Muslim leader from Milwaukee takes 'True Islam' campaign to D.C. to fight extremism

MILWAUKEE -- A local Muslim leader is back from Capitol Hill. He says his message to our elected officials in Wisconsin was simple: We're here to help.

The Ahmadiyya Muslim Community has chapters all over the world, including in Milwaukee.

Shortly after the San Bernardino mass shooting in December 2015, the community launched its "True Islam" campaign. Organizers say they want to combat radicals and educate non-Muslims about their beliefs.

The latest step in the campaign involved a trip to Washington, D.C.

Bit Ul Qadir

On Sunday, February 28th, prayers were followed by a meal at the Bit Ul Qadir mosque near 56th and Fond du Lac. Rizwan Ahmad says his community's place of worship is far from extreme -- and he took that message to Washington.

"The idea of us taking our campaign to these leaders is so they can go out and say 'hey, there are Muslims out there who are trying to fight extremism' and they can use us as a tool to fight extremism," Ahmad said.

Rizwan Ahmad

The Ahmadiyya Muslim Community has about 25,000 members across the United States. About 500 of them live in Wisconsin.

Seventy-five representatives made the trip to Washington. Ahmad was one of them, and said he returned home feeling encouraged.

"All of them, regardless of what party they were from, kind of draw out, saying there`s certain rhetoric right now in the campaign that we need to all distance ourselves with," Ahmad said.

Rizwan Ahmad and Congresswoman Gwen Moore

Ahmad sat down briefly with Congresswoman Gwen Moore. He also met aides to Wisconsin Senators Ron Johnson and Tammy Baldwin, as well as House Speaker Paul Ryan.
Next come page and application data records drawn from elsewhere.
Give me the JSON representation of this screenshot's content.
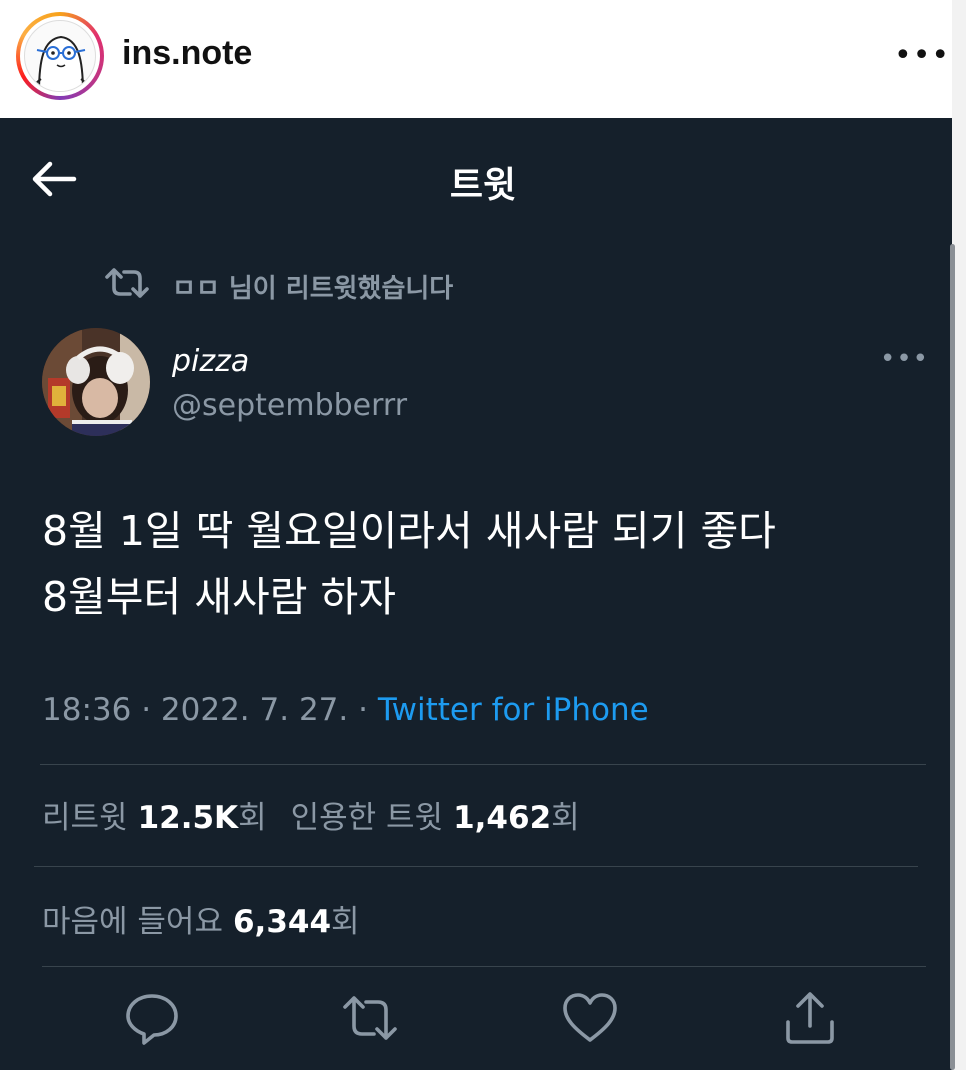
{
  "instagram_header": {
    "username": "ins.note",
    "more_label": "•••"
  },
  "twitter": {
    "page_title": "트윗",
    "retweet_notice": "ㅁㅁ 님이 리트윗했습니다",
    "author": {
      "display_name": "pizza",
      "handle": "@septembberrr"
    },
    "tweet_more_label": "•••",
    "tweet_lines": [
      "8월 1일 딱 월요일이라서 새사람 되기 좋다",
      "8월부터 새사람 하자"
    ],
    "meta": {
      "time": "18:36",
      "separator1": " · ",
      "date": "2022. 7. 27.",
      "separator2": " · ",
      "source": "Twitter for iPhone"
    },
    "stats": {
      "retweets_label": "리트윗",
      "retweets_count": "12.5K",
      "retweets_unit": "회",
      "quotes_label": "인용한 트윗",
      "quotes_count": "1,462",
      "quotes_unit": "회",
      "likes_label": "마음에 들어요",
      "likes_count": "6,344",
      "likes_unit": "회"
    },
    "actions": [
      "reply-icon",
      "retweet-icon",
      "like-icon",
      "share-icon"
    ]
  },
  "colors": {
    "background": "#15202b",
    "secondary_text": "#8b98a5",
    "link": "#1d9bf0",
    "divider": "#38444d"
  }
}
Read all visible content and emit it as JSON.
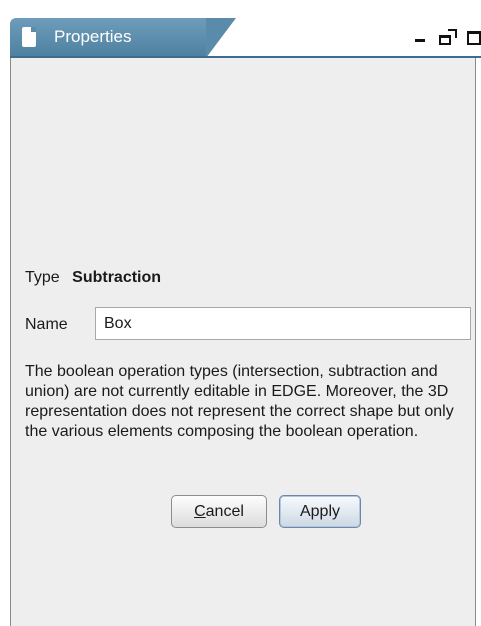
{
  "tab": {
    "title": "Properties",
    "icon": "document-icon"
  },
  "window_controls": {
    "minimize_icon": "minimize-icon",
    "float_icon": "float-window-icon",
    "maximize_icon": "maximize-icon"
  },
  "colors": {
    "tab_accent": "#5a8bab",
    "panel_background": "#eeeeee"
  },
  "form": {
    "type_label": "Type",
    "type_value": "Subtraction",
    "name_label": "Name",
    "name_value": "Box",
    "description": "The boolean operation types (intersection, subtraction and union) are not currently editable in EDGE. Moreover, the 3D representation does not represent the correct shape but only the various elements composing the boolean operation."
  },
  "buttons": {
    "cancel_mnemonic": "C",
    "cancel_rest": "ancel",
    "apply_label": "Apply"
  }
}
Officials with Johnson's office confirmed Ahmad met with a policy aide on Friday, February 26th.

Ahmad said he wanted these officials to know his community is willing to be the first line of defense against domestic extremism.

Washington, D.C.

"You have to be mindful and be watchful. If you see a change in behavior of somebody, because most of these people that have been radicalized in the United States did not grow up radicals -- they caught some propaganda online and it started to change their mind," Ahmad said.

Ahmad says the community plans to build trust with skeptics by initiating these meetings and by keeping their doors open.

Ahmad says between the 75 representatives who went to Washington, they were able to meet with representatives from the offices of 109 congressmen, congresswomen and senators. He says his next step is to take that same message to meetings with local officials.

Ahmadiyya Muslim Community

CLICK HERE to learn more about the Ahmadiyya Muslim Community and its 11 tenets of "True Islam."